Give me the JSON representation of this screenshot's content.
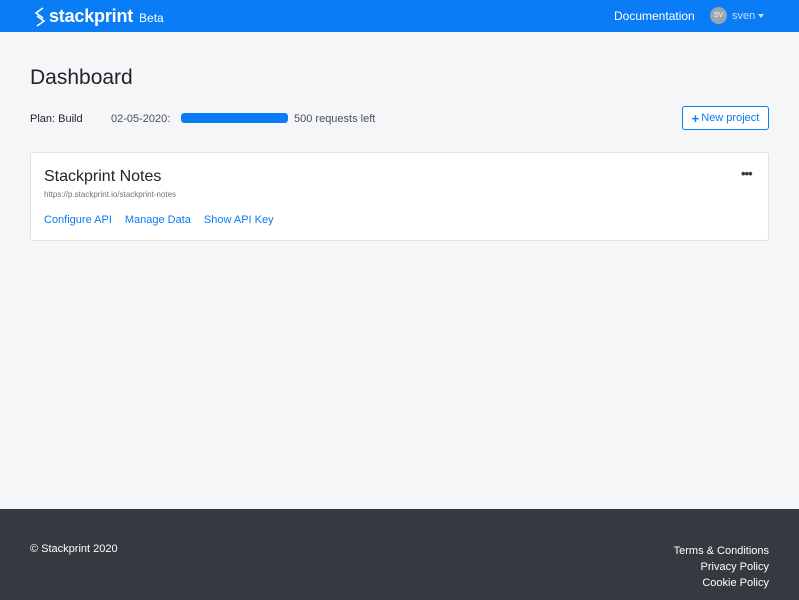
{
  "nav": {
    "brand": "stackprint",
    "badge": "Beta",
    "documentation": "Documentation",
    "user_initials": "SV",
    "username": "sven"
  },
  "main": {
    "title": "Dashboard",
    "plan": "Plan: Build",
    "date": "02-05-2020:",
    "progress_fraction": 1.0,
    "requests_left": "500 requests left",
    "new_project": "New project"
  },
  "project": {
    "name": "Stackprint Notes",
    "url": "https://p.stackprint.io/stackprint-notes",
    "menu": "•••",
    "links": [
      "Configure API",
      "Manage Data",
      "Show API Key"
    ]
  },
  "footer": {
    "copyright": "© Stackprint 2020",
    "links": [
      "Terms & Conditions",
      "Privacy Policy",
      "Cookie Policy"
    ]
  },
  "colors": {
    "primary": "#0a7cf5",
    "footer_bg": "#343a40",
    "page_bg": "#f5f6f8"
  },
  "icons": [
    "stackprint-logo-icon",
    "plus-icon",
    "ellipsis-icon",
    "caret-down-icon"
  ]
}
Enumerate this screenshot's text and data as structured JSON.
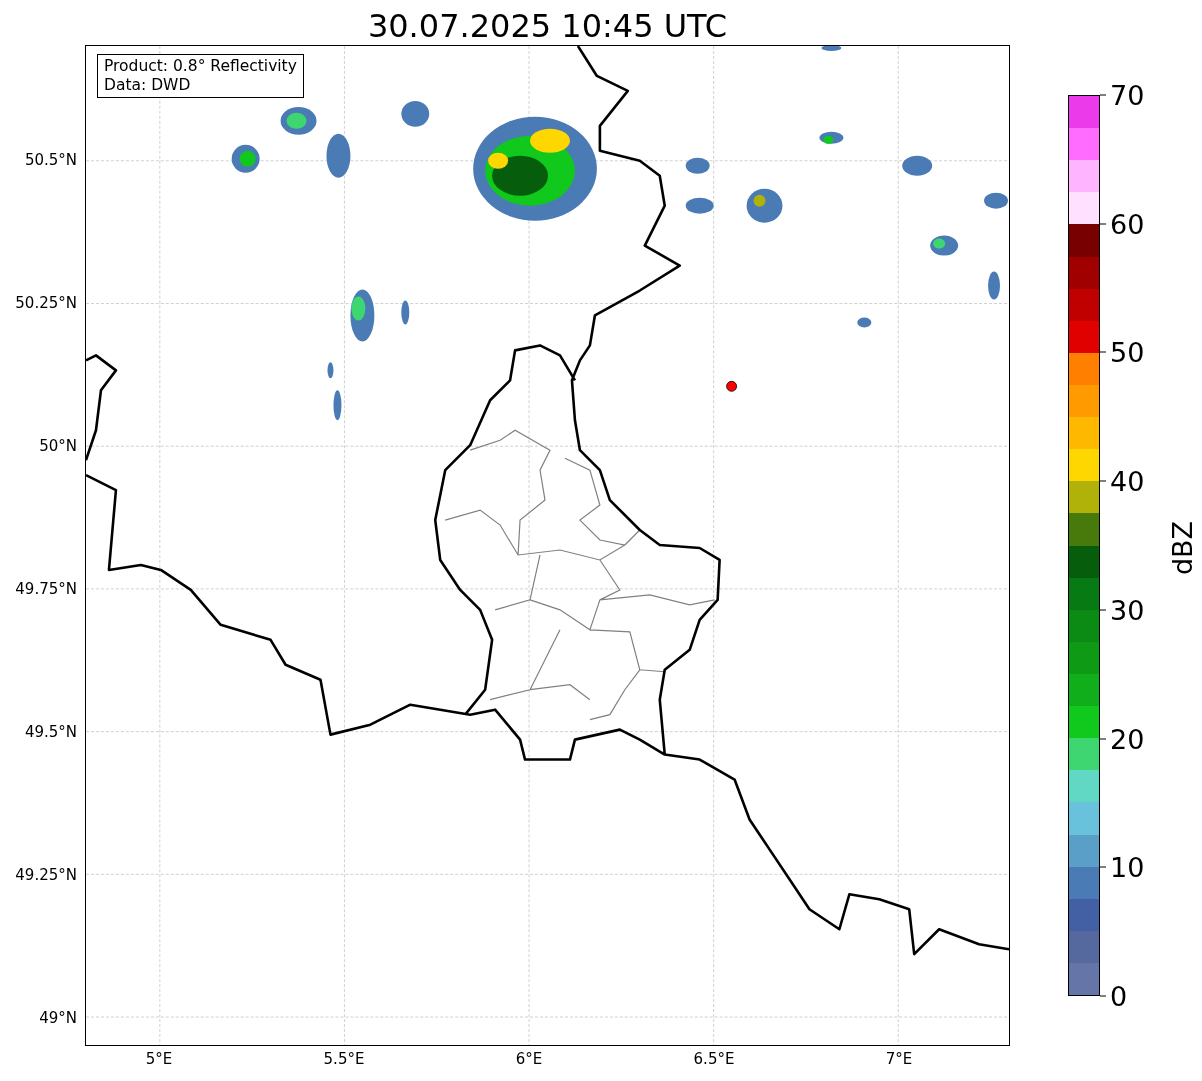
{
  "title": "30.07.2025 10:45 UTC",
  "info_box": {
    "lines": [
      "Product: 0.8° Reflectivity",
      "Data: DWD"
    ]
  },
  "map": {
    "xticks": [
      "5°E",
      "5.5°E",
      "6°E",
      "6.5°E",
      "7°E"
    ],
    "yticks": [
      "50.5°N",
      "50.25°N",
      "50°N",
      "49.75°N",
      "49.5°N",
      "49.25°N",
      "49°N"
    ]
  },
  "colorbar": {
    "label": "dBZ",
    "ticks": [
      "70",
      "60",
      "50",
      "40",
      "30",
      "20",
      "10",
      "0"
    ],
    "bands": [
      {
        "color": "#ea3aea"
      },
      {
        "color": "#ff6cff"
      },
      {
        "color": "#ffb4ff"
      },
      {
        "color": "#ffe0ff"
      },
      {
        "color": "#780000"
      },
      {
        "color": "#a00000"
      },
      {
        "color": "#c00000"
      },
      {
        "color": "#e00000"
      },
      {
        "color": "#ff7f00"
      },
      {
        "color": "#ff9a00"
      },
      {
        "color": "#ffb800"
      },
      {
        "color": "#ffd700"
      },
      {
        "color": "#b0b20a"
      },
      {
        "color": "#477a0a"
      },
      {
        "color": "#065e0c"
      },
      {
        "color": "#087a14"
      },
      {
        "color": "#0b8a14"
      },
      {
        "color": "#0e9a14"
      },
      {
        "color": "#10ae1a"
      },
      {
        "color": "#11c81c"
      },
      {
        "color": "#3dd670"
      },
      {
        "color": "#60d8c4"
      },
      {
        "color": "#68c2dc"
      },
      {
        "color": "#5a9fc8"
      },
      {
        "color": "#4a7bb5"
      },
      {
        "color": "#4360a5"
      },
      {
        "color": "#55699f"
      },
      {
        "color": "#6575a8"
      }
    ]
  }
}
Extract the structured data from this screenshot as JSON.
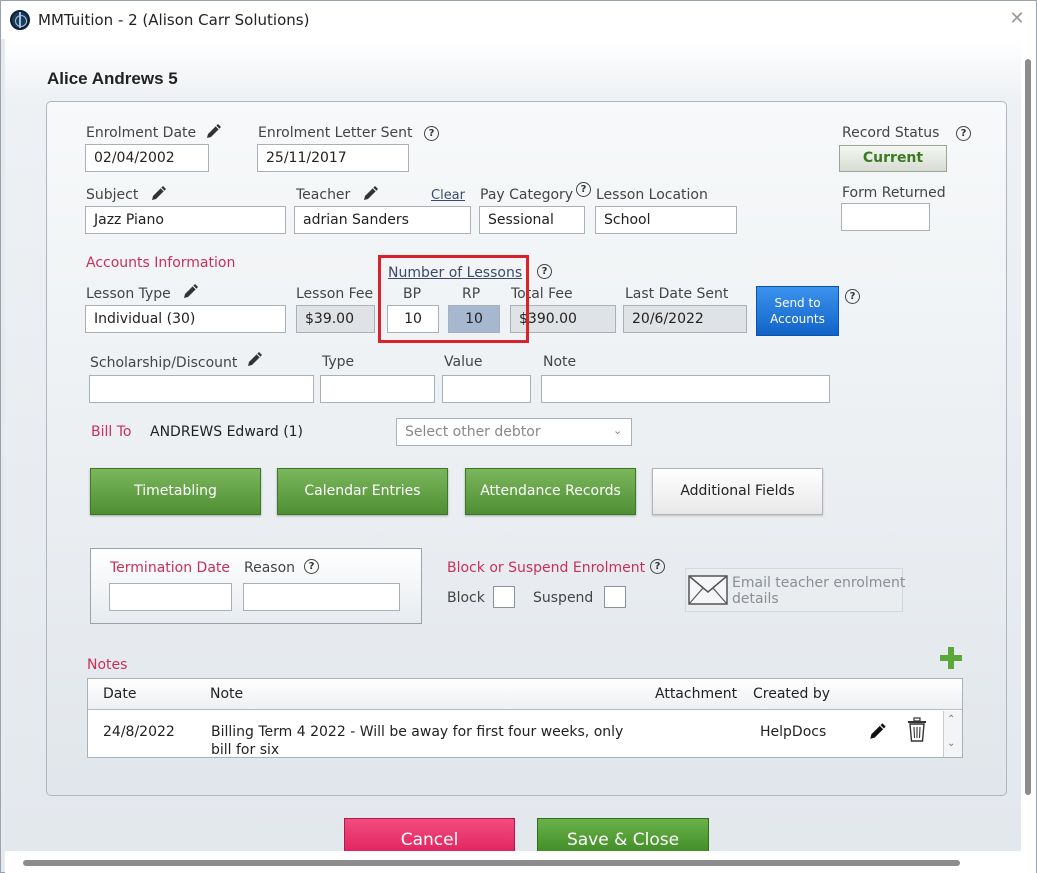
{
  "window": {
    "title": "MMTuition - 2 (Alison Carr Solutions)"
  },
  "student": {
    "name": "Alice Andrews 5"
  },
  "enrolment": {
    "enrolment_date_label": "Enrolment Date",
    "enrolment_date": "02/04/2002",
    "letter_sent_label": "Enrolment Letter Sent",
    "letter_sent": "25/11/2017",
    "record_status_label": "Record Status",
    "record_status": "Current",
    "subject_label": "Subject",
    "subject": "Jazz Piano",
    "teacher_label": "Teacher",
    "teacher_clear": "Clear",
    "teacher": "adrian Sanders",
    "pay_category_label": "Pay Category",
    "pay_category": "Sessional",
    "lesson_location_label": "Lesson Location",
    "lesson_location": "School",
    "form_returned_label": "Form Returned",
    "form_returned": ""
  },
  "accounts": {
    "section_label": "Accounts Information",
    "lesson_type_label": "Lesson Type",
    "lesson_type": "Individual (30)",
    "lesson_fee_label": "Lesson Fee",
    "lesson_fee": "$39.00",
    "number_of_lessons_label": "Number of Lessons",
    "bp_label": "BP",
    "bp": "10",
    "rp_label": "RP",
    "rp": "10",
    "total_fee_label": "Total Fee",
    "total_fee": "$390.00",
    "last_date_sent_label": "Last Date Sent",
    "last_date_sent": "20/6/2022",
    "send_button": "Send to Accounts"
  },
  "scholarship": {
    "label": "Scholarship/Discount",
    "type_label": "Type",
    "value_label": "Value",
    "note_label": "Note"
  },
  "bill_to": {
    "label": "Bill To",
    "value": "ANDREWS Edward (1)",
    "select_placeholder": "Select other debtor"
  },
  "actions": {
    "timetabling": "Timetabling",
    "calendar_entries": "Calendar Entries",
    "attendance_records": "Attendance Records",
    "additional_fields": "Additional Fields"
  },
  "termination": {
    "date_label": "Termination Date",
    "reason_label": "Reason"
  },
  "block": {
    "section_label": "Block or Suspend Enrolment",
    "block_label": "Block",
    "suspend_label": "Suspend",
    "email_text": "Email teacher enrolment details"
  },
  "notes": {
    "section_label": "Notes",
    "columns": {
      "date": "Date",
      "note": "Note",
      "attachment": "Attachment",
      "created_by": "Created by"
    },
    "rows": [
      {
        "date": "24/8/2022",
        "note": "Billing Term 4 2022 - Will be away for first four weeks, only",
        "note_line2": "bill for six",
        "attachment": "",
        "created_by": "HelpDocs"
      }
    ]
  },
  "footer": {
    "cancel": "Cancel",
    "save_close": "Save & Close"
  },
  "colors": {
    "accent_red": "#c8305a",
    "green": "#4f8f33",
    "blue": "#1164c7",
    "highlight": "#d9222b"
  }
}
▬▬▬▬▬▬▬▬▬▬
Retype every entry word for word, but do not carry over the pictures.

Give me the JSON representation of this screenshot's content.
{
  "nav": {
    "brand": "stackprint",
    "badge": "Beta",
    "documentation": "Documentation",
    "user_initials": "SV",
    "username": "sven"
  },
  "main": {
    "title": "Dashboard",
    "plan": "Plan: Build",
    "date": "02-05-2020:",
    "progress_fraction": 1.0,
    "requests_left": "500 requests left",
    "new_project": "New project"
  },
  "project": {
    "name": "Stackprint Notes",
    "url": "https://p.stackprint.io/stackprint-notes",
    "menu": "•••",
    "links": [
      "Configure API",
      "Manage Data",
      "Show API Key"
    ]
  },
  "footer": {
    "copyright": "© Stackprint 2020",
    "links": [
      "Terms & Conditions",
      "Privacy Policy",
      "Cookie Policy"
    ]
  },
  "colors": {
    "primary": "#0a7cf5",
    "footer_bg": "#343a40",
    "page_bg": "#f5f6f8"
  },
  "icons": [
    "stackprint-logo-icon",
    "plus-icon",
    "ellipsis-icon",
    "caret-down-icon"
  ]
}
Enumerate this screenshot's text and data as structured JSON.
{
  "title": "30.07.2025 10:45 UTC",
  "info_box": {
    "lines": [
      "Product: 0.8° Reflectivity",
      "Data: DWD"
    ]
  },
  "map": {
    "xticks": [
      "5°E",
      "5.5°E",
      "6°E",
      "6.5°E",
      "7°E"
    ],
    "yticks": [
      "50.5°N",
      "50.25°N",
      "50°N",
      "49.75°N",
      "49.5°N",
      "49.25°N",
      "49°N"
    ]
  },
  "colorbar": {
    "label": "dBZ",
    "ticks": [
      "70",
      "60",
      "50",
      "40",
      "30",
      "20",
      "10",
      "0"
    ],
    "bands": [
      {
        "color": "#ea3aea"
      },
      {
        "color": "#ff6cff"
      },
      {
        "color": "#ffb4ff"
      },
      {
        "color": "#ffe0ff"
      },
      {
        "color": "#780000"
      },
      {
        "color": "#a00000"
      },
      {
        "color": "#c00000"
      },
      {
        "color": "#e00000"
      },
      {
        "color": "#ff7f00"
      },
      {
        "color": "#ff9a00"
      },
      {
        "color": "#ffb800"
      },
      {
        "color": "#ffd700"
      },
      {
        "color": "#b0b20a"
      },
      {
        "color": "#477a0a"
      },
      {
        "color": "#065e0c"
      },
      {
        "color": "#087a14"
      },
      {
        "color": "#0b8a14"
      },
      {
        "color": "#0e9a14"
      },
      {
        "color": "#10ae1a"
      },
      {
        "color": "#11c81c"
      },
      {
        "color": "#3dd670"
      },
      {
        "color": "#60d8c4"
      },
      {
        "color": "#68c2dc"
      },
      {
        "color": "#5a9fc8"
      },
      {
        "color": "#4a7bb5"
      },
      {
        "color": "#4360a5"
      },
      {
        "color": "#55699f"
      },
      {
        "color": "#6575a8"
      }
    ]
  }
}
Extract the structured data from this screenshot as JSON.
{
  "window": {
    "title": "MMTuition - 2 (Alison Carr Solutions)"
  },
  "student": {
    "name": "Alice Andrews 5"
  },
  "enrolment": {
    "enrolment_date_label": "Enrolment Date",
    "enrolment_date": "02/04/2002",
    "letter_sent_label": "Enrolment Letter Sent",
    "letter_sent": "25/11/2017",
    "record_status_label": "Record Status",
    "record_status": "Current",
    "subject_label": "Subject",
    "subject": "Jazz Piano",
    "teacher_label": "Teacher",
    "teacher_clear": "Clear",
    "teacher": "adrian Sanders",
    "pay_category_label": "Pay Category",
    "pay_category": "Sessional",
    "lesson_location_label": "Lesson Location",
    "lesson_location": "School",
    "form_returned_label": "Form Returned",
    "form_returned": ""
  },
  "accounts": {
    "section_label": "Accounts Information",
    "lesson_type_label": "Lesson Type",
    "lesson_type": "Individual (30)",
    "lesson_fee_label": "Lesson Fee",
    "lesson_fee": "$39.00",
    "number_of_lessons_label": "Number of Lessons",
    "bp_label": "BP",
    "bp": "10",
    "rp_label": "RP",
    "rp": "10",
    "total_fee_label": "Total Fee",
    "total_fee": "$390.00",
    "last_date_sent_label": "Last Date Sent",
    "last_date_sent": "20/6/2022",
    "send_button": "Send to Accounts"
  },
  "scholarship": {
    "label": "Scholarship/Discount",
    "type_label": "Type",
    "value_label": "Value",
    "note_label": "Note"
  },
  "bill_to": {
    "label": "Bill To",
    "value": "ANDREWS Edward (1)",
    "select_placeholder": "Select other debtor"
  },
  "actions": {
    "timetabling": "Timetabling",
    "calendar_entries": "Calendar Entries",
    "attendance_records": "Attendance Records",
    "additional_fields": "Additional Fields"
  },
  "termination": {
    "date_label": "Termination Date",
    "reason_label": "Reason"
  },
  "block": {
    "section_label": "Block or Suspend Enrolment",
    "block_label": "Block",
    "suspend_label": "Suspend",
    "email_text": "Email teacher enrolment details"
  },
  "notes": {
    "section_label": "Notes",
    "columns": {
      "date": "Date",
      "note": "Note",
      "attachment": "Attachment",
      "created_by": "Created by"
    },
    "rows": [
      {
        "date": "24/8/2022",
        "note": "Billing Term 4 2022 - Will be away for first four weeks, only",
        "note_line2": "bill for six",
        "attachment": "",
        "created_by": "HelpDocs"
      }
    ]
  },
  "footer": {
    "cancel": "Cancel",
    "save_close": "Save & Close"
  },
  "colors": {
    "accent_red": "#c8305a",
    "green": "#4f8f33",
    "blue": "#1164c7",
    "highlight": "#d9222b"
  }
}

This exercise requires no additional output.